§ **Task requirements**
Set down all the data again. Change nothing.

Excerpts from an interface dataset
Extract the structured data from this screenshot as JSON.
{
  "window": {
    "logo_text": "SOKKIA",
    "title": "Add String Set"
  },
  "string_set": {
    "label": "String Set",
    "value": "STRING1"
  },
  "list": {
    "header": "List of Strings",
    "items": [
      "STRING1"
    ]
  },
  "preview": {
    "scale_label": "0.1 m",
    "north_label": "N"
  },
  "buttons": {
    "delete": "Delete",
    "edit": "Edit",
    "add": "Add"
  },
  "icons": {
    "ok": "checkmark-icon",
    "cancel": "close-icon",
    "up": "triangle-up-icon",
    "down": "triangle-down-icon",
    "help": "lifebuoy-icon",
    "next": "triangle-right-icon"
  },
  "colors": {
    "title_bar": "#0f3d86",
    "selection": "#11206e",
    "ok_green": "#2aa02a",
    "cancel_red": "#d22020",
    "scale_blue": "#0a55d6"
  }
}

§ **Written solution**
Extract the structured data from this screenshot as JSON.
{
  "window": {
    "logo_text": "SOKKIA",
    "title": "Add String Set"
  },
  "string_set": {
    "label": "String Set",
    "value": "STRING1"
  },
  "list": {
    "header": "List of Strings",
    "items": [
      "STRING1"
    ]
  },
  "preview": {
    "scale_label": "0.1 m",
    "north_label": "N"
  },
  "buttons": {
    "delete": "Delete",
    "edit": "Edit",
    "add": "Add"
  },
  "icons": {
    "ok": "checkmark-icon",
    "cancel": "close-icon",
    "up": "triangle-up-icon",
    "down": "triangle-down-icon",
    "help": "lifebuoy-icon",
    "next": "triangle-right-icon"
  },
  "colors": {
    "title_bar": "#0f3d86",
    "selection": "#11206e",
    "ok_green": "#2aa02a",
    "cancel_red": "#d22020",
    "scale_blue": "#0a55d6"
  }
}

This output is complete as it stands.